# [Assignment]
In the answer, each line of the listing should appear again unchanged.

# [Data section]

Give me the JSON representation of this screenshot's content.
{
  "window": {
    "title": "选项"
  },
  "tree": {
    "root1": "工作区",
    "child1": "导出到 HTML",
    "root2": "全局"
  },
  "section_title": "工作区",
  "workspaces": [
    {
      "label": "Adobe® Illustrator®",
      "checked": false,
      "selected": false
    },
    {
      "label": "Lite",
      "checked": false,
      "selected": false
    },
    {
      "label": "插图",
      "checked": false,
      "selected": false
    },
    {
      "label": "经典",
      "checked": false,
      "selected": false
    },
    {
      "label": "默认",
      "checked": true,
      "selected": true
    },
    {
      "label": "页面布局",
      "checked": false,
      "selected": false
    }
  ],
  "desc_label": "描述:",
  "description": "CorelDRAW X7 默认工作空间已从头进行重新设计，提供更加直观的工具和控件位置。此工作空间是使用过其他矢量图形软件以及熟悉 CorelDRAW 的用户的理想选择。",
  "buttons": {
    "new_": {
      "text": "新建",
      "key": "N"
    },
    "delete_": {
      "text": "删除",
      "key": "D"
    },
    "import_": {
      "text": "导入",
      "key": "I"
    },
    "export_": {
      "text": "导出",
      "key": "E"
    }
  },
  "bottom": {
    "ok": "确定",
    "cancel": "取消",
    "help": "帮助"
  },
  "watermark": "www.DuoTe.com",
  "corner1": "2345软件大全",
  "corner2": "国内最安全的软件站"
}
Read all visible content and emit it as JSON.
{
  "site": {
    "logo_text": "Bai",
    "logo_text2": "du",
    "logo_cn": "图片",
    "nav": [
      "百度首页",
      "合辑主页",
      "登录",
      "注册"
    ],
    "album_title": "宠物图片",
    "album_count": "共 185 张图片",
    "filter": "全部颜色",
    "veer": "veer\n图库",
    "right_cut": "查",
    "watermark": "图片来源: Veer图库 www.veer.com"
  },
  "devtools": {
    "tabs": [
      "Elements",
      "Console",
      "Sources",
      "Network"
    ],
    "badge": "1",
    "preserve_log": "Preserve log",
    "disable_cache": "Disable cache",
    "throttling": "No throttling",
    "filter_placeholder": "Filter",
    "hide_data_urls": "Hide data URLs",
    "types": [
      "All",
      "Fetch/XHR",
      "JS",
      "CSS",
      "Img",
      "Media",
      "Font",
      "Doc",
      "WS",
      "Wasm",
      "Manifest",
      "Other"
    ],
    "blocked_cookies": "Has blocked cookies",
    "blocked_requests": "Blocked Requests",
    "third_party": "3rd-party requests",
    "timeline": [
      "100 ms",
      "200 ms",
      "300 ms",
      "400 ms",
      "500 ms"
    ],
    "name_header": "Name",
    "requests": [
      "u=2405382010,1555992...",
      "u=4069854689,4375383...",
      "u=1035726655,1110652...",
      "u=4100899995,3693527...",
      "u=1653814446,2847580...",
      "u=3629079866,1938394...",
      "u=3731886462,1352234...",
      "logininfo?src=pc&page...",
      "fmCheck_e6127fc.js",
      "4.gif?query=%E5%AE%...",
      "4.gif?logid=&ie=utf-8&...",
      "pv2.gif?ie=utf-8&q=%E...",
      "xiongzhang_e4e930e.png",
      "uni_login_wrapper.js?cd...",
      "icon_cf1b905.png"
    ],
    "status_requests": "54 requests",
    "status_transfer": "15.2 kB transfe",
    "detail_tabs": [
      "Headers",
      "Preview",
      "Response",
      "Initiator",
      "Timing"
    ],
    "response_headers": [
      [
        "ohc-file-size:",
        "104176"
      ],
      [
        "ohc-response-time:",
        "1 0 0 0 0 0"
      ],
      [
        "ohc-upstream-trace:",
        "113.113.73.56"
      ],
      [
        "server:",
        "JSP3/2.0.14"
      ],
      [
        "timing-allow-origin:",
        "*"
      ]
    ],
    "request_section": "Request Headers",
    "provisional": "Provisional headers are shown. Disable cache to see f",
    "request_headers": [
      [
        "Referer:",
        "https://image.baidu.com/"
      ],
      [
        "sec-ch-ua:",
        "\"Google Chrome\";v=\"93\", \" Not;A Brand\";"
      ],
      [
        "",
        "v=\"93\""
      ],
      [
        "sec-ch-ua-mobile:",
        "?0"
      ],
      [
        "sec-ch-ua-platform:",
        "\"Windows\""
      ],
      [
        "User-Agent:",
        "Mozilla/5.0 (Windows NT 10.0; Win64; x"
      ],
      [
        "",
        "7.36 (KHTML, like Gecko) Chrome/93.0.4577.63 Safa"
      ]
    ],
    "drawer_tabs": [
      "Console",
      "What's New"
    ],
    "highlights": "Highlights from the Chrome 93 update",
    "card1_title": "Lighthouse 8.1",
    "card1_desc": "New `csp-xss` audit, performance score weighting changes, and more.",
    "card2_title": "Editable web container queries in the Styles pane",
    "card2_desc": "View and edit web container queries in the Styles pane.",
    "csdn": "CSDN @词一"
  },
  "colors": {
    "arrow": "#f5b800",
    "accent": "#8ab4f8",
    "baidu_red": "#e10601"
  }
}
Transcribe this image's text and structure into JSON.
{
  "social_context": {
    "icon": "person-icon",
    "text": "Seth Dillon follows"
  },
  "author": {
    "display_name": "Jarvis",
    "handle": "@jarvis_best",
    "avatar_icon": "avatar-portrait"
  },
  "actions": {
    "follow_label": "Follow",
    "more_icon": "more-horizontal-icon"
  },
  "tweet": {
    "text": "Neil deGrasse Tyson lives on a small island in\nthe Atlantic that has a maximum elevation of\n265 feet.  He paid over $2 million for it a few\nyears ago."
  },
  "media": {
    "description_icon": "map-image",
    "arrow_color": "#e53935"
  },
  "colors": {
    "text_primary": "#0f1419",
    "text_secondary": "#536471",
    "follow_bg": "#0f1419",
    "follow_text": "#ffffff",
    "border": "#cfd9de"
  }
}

# [Answer box]
Give me the JSON representation of this screenshot's content.
{
  "window": {
    "title": "选项"
  },
  "tree": {
    "root1": "工作区",
    "child1": "导出到 HTML",
    "root2": "全局"
  },
  "section_title": "工作区",
  "workspaces": [
    {
      "label": "Adobe® Illustrator®",
      "checked": false,
      "selected": false
    },
    {
      "label": "Lite",
      "checked": false,
      "selected": false
    },
    {
      "label": "插图",
      "checked": false,
      "selected": false
    },
    {
      "label": "经典",
      "checked": false,
      "selected": false
    },
    {
      "label": "默认",
      "checked": true,
      "selected": true
    },
    {
      "label": "页面布局",
      "checked": false,
      "selected": false
    }
  ],
  "desc_label": "描述:",
  "description": "CorelDRAW X7 默认工作空间已从头进行重新设计，提供更加直观的工具和控件位置。此工作空间是使用过其他矢量图形软件以及熟悉 CorelDRAW 的用户的理想选择。",
  "buttons": {
    "new_": {
      "text": "新建",
      "key": "N"
    },
    "delete_": {
      "text": "删除",
      "key": "D"
    },
    "import_": {
      "text": "导入",
      "key": "I"
    },
    "export_": {
      "text": "导出",
      "key": "E"
    }
  },
  "bottom": {
    "ok": "确定",
    "cancel": "取消",
    "help": "帮助"
  },
  "watermark": "www.DuoTe.com",
  "corner1": "2345软件大全",
  "corner2": "国内最安全的软件站"
}
Read all visible content and emit it as JSON.
{
  "site": {
    "logo_text": "Bai",
    "logo_text2": "du",
    "logo_cn": "图片",
    "nav": [
      "百度首页",
      "合辑主页",
      "登录",
      "注册"
    ],
    "album_title": "宠物图片",
    "album_count": "共 185 张图片",
    "filter": "全部颜色",
    "veer": "veer\n图库",
    "right_cut": "查",
    "watermark": "图片来源: Veer图库 www.veer.com"
  },
  "devtools": {
    "tabs": [
      "Elements",
      "Console",
      "Sources",
      "Network"
    ],
    "badge": "1",
    "preserve_log": "Preserve log",
    "disable_cache": "Disable cache",
    "throttling": "No throttling",
    "filter_placeholder": "Filter",
    "hide_data_urls": "Hide data URLs",
    "types": [
      "All",
      "Fetch/XHR",
      "JS",
      "CSS",
      "Img",
      "Media",
      "Font",
      "Doc",
      "WS",
      "Wasm",
      "Manifest",
      "Other"
    ],
    "blocked_cookies": "Has blocked cookies",
    "blocked_requests": "Blocked Requests",
    "third_party": "3rd-party requests",
    "timeline": [
      "100 ms",
      "200 ms",
      "300 ms",
      "400 ms",
      "500 ms"
    ],
    "name_header": "Name",
    "requests": [
      "u=2405382010,1555992...",
      "u=4069854689,4375383...",
      "u=1035726655,1110652...",
      "u=4100899995,3693527...",
      "u=1653814446,2847580...",
      "u=3629079866,1938394...",
      "u=3731886462,1352234...",
      "logininfo?src=pc&page...",
      "fmCheck_e6127fc.js",
      "4.gif?query=%E5%AE%...",
      "4.gif?logid=&ie=utf-8&...",
      "pv2.gif?ie=utf-8&q=%E...",
      "xiongzhang_e4e930e.png",
      "uni_login_wrapper.js?cd...",
      "icon_cf1b905.png"
    ],
    "status_requests": "54 requests",
    "status_transfer": "15.2 kB transfe",
    "detail_tabs": [
      "Headers",
      "Preview",
      "Response",
      "Initiator",
      "Timing"
    ],
    "response_headers": [
      [
        "ohc-file-size:",
        "104176"
      ],
      [
        "ohc-response-time:",
        "1 0 0 0 0 0"
      ],
      [
        "ohc-upstream-trace:",
        "113.113.73.56"
      ],
      [
        "server:",
        "JSP3/2.0.14"
      ],
      [
        "timing-allow-origin:",
        "*"
      ]
    ],
    "request_section": "Request Headers",
    "provisional": "Provisional headers are shown. Disable cache to see f",
    "request_headers": [
      [
        "Referer:",
        "https://image.baidu.com/"
      ],
      [
        "sec-ch-ua:",
        "\"Google Chrome\";v=\"93\", \" Not;A Brand\";"
      ],
      [
        "",
        "v=\"93\""
      ],
      [
        "sec-ch-ua-mobile:",
        "?0"
      ],
      [
        "sec-ch-ua-platform:",
        "\"Windows\""
      ],
      [
        "User-Agent:",
        "Mozilla/5.0 (Windows NT 10.0; Win64; x"
      ],
      [
        "",
        "7.36 (KHTML, like Gecko) Chrome/93.0.4577.63 Safa"
      ]
    ],
    "drawer_tabs": [
      "Console",
      "What's New"
    ],
    "highlights": "Highlights from the Chrome 93 update",
    "card1_title": "Lighthouse 8.1",
    "card1_desc": "New `csp-xss` audit, performance score weighting changes, and more.",
    "card2_title": "Editable web container queries in the Styles pane",
    "card2_desc": "View and edit web container queries in the Styles pane.",
    "csdn": "CSDN @词一"
  },
  "colors": {
    "arrow": "#f5b800",
    "accent": "#8ab4f8",
    "baidu_red": "#e10601"
  }
}
Transcribe this image's text and structure into JSON.
{
  "social_context": {
    "icon": "person-icon",
    "text": "Seth Dillon follows"
  },
  "author": {
    "display_name": "Jarvis",
    "handle": "@jarvis_best",
    "avatar_icon": "avatar-portrait"
  },
  "actions": {
    "follow_label": "Follow",
    "more_icon": "more-horizontal-icon"
  },
  "tweet": {
    "text": "Neil deGrasse Tyson lives on a small island in\nthe Atlantic that has a maximum elevation of\n265 feet.  He paid over $2 million for it a few\nyears ago."
  },
  "media": {
    "description_icon": "map-image",
    "arrow_color": "#e53935"
  },
  "colors": {
    "text_primary": "#0f1419",
    "text_secondary": "#536471",
    "follow_bg": "#0f1419",
    "follow_text": "#ffffff",
    "border": "#cfd9de"
  }
}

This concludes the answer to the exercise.